New York Professor Nassim Taleb used the term in his book “The Black Swan to outline the meaning of this in Innovation and Crisis Management. The power of highly improbable events”. Nassim Taleb uses a Thanksgiving Turkey to describe why expectations built on historical events can fail dramatically.

“Consider a turkey that is fed every day. Every feeding will firm up the bird’s belief that it is the general rule of life to be fed every day by friendly members of the human race ‘looking out for its best interests,’ as a politician would say. “On the afternoon of the Wednesday before Thanksgiving, something unexpected will happen to the turkey. It will incur a revision of belief.”

The black swan event has killed the turkey – or in a business context, it can stop your competitors´ ability to execute strategy. | Nassim Nicholas Taleb

Watchdogs indicate crisis

The worldwide Covid19 crisis shows us in 2020 how vulnerable our complex globalized social and economic system with its interdependencies is. We realize that the pandemic disrupts global supply chains and little capacity reserves and redundancies in the system.

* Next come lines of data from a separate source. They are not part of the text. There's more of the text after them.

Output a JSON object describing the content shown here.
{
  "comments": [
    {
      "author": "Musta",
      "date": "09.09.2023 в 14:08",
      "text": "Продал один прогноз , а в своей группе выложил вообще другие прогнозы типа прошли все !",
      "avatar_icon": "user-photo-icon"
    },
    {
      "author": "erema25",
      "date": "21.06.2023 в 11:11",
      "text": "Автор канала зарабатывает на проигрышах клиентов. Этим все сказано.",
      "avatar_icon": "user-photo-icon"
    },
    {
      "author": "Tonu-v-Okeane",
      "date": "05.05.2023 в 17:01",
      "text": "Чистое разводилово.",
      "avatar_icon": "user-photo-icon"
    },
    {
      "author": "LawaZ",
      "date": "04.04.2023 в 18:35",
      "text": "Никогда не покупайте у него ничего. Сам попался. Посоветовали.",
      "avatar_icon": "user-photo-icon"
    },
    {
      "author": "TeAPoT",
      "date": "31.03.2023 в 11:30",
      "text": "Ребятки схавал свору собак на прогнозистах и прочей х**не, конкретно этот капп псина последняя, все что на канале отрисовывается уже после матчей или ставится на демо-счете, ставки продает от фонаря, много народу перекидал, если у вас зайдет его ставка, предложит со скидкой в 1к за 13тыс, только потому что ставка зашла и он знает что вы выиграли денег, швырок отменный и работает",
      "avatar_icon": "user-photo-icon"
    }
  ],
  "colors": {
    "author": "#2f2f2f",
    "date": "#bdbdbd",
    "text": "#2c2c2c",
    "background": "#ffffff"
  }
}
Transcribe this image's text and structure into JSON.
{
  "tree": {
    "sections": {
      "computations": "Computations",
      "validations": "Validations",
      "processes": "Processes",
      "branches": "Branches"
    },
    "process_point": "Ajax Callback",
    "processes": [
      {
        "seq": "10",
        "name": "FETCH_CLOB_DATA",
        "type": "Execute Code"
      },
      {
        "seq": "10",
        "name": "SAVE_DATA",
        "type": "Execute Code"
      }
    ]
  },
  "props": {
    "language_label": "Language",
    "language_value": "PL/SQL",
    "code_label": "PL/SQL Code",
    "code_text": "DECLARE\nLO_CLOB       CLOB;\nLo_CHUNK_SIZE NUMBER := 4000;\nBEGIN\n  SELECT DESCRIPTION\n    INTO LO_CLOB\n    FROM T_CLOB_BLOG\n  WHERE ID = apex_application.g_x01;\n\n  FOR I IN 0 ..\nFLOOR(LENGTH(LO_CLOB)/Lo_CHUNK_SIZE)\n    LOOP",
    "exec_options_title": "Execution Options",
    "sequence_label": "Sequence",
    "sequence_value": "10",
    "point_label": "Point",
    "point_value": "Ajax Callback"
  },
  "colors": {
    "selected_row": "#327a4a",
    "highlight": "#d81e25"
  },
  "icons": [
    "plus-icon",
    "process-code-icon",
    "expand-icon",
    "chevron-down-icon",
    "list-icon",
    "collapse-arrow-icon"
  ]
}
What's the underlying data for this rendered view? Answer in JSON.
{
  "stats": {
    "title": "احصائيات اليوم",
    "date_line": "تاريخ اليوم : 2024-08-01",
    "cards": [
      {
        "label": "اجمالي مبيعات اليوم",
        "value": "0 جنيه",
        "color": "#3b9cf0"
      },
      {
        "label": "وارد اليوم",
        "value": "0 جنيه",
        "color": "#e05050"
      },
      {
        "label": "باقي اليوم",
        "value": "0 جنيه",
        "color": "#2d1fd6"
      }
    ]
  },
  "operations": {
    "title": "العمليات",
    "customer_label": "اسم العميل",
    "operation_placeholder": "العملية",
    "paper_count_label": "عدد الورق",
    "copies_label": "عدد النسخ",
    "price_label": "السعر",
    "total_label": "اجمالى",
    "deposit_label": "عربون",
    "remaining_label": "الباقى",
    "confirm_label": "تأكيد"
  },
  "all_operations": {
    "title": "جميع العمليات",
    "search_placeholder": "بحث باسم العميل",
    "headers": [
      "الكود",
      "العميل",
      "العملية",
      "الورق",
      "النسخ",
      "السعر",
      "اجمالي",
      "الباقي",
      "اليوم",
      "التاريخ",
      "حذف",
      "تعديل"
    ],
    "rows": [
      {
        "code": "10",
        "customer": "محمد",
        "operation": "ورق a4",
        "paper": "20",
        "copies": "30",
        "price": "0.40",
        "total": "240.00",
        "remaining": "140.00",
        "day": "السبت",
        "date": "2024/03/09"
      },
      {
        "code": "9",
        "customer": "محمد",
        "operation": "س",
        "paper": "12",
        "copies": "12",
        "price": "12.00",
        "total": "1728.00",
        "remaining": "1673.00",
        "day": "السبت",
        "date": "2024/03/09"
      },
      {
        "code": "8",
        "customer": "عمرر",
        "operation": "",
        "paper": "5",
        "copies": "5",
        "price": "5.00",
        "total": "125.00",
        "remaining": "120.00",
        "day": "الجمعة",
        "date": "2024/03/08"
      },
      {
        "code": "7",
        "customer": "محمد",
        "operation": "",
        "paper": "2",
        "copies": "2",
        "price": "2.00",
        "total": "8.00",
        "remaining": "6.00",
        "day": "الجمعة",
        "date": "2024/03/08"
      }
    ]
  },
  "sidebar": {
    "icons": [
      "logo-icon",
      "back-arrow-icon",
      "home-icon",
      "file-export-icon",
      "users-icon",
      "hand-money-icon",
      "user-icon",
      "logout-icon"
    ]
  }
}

Pure software companies are less exposed to supply chain disruptions and might even see an exciting market opportunity. Traditional companies have banned all non-essential travel. Travel companies and companies that depend on in-person meetings are affected.

The pandemic was foreseeable.

In a guest article for the “Neue Zürcher Zeitung” (NZZ), he and his co-author Mark Spitznagel explain why the corona crisis should by no means be considered a Black Swan event, “for which being unprepared is excusable.

Nassim Nicholas Taleb and his co-author Mark Spitznagel explain why the corona crisis should by no means be considered a Black Swan event. On the contrary: The global pandemic is a white swan – an event that will undoubtedly occur in the future. 

“A global pandemic will undoubtedly occur in the future. The government of Singapore, which called on us as consultants at the time, had already been preparing for a pandemic since 2010 with a detailed plan.”

Nassim Nicholas Taleb, NZZ 2020

With change comes opportunity because certain events will damage your competitor’s ability to execute strategy. The challenge is to look out for when these events will occur. The black swan event has killed the Thanksgiving Turkey – and it can stop your competitors’ ability to execute strategy. 

There is always a risk in the business plan, and at the same time, a massive business opportunity. Each shift in spending creates a foreseeable market opportunity. Taleb writes that Singapore took action and already started projects in 2010. The opportunity lies in defining these scenarios and execution models before they occur. Search listening and social listening helps us understand when the time is right – and what we have to do. When the event arrives, you should be ready.

👉  How to find out about the next battlefield, understand its impact, and prepare for it?

👉 How to spot a company worth buying or sell your own company before it´s affected? 

Watchdogs improve market sizing

Professional preparation makes sure that you enter the right niche. Target Market Sizing helps you refine business model canvas hypotheses. Growing international comes with language and cultural barriers, different tax codes, business regulations, and packaging standards in other countries.

Watchdogs find a correlation between opinions and voters

Everybody Lies Image Search Volume and Trump Votes

You may not believe what the unbiased perspectives of millions of people can tell us. Search Listening is less subjective to unreliable responses, which can happen in surveys, or the desire to project a specific image rather than reality, which is a risk with social data.

Book: Everybody Lies

The book has fascinating, surprising insights into everything from economics to ethics to sports to race to sex, gender, and more, all drawn from the world of big data. Google knows more. Seth Stephens-Davidowitz demonstrates the extent to which all the world is indeed a lab. On sensitive topics, every survey method will elicit substantial misreporting.

  • What percentage of white voters didn’t vote for Barack Obama because he’s black?
  • Do violent films affect the crime rate? Can you beat the stock market?
  • Who is more self-conscious about sex, men or women?
  • Do parents secretly favor boy children over girls?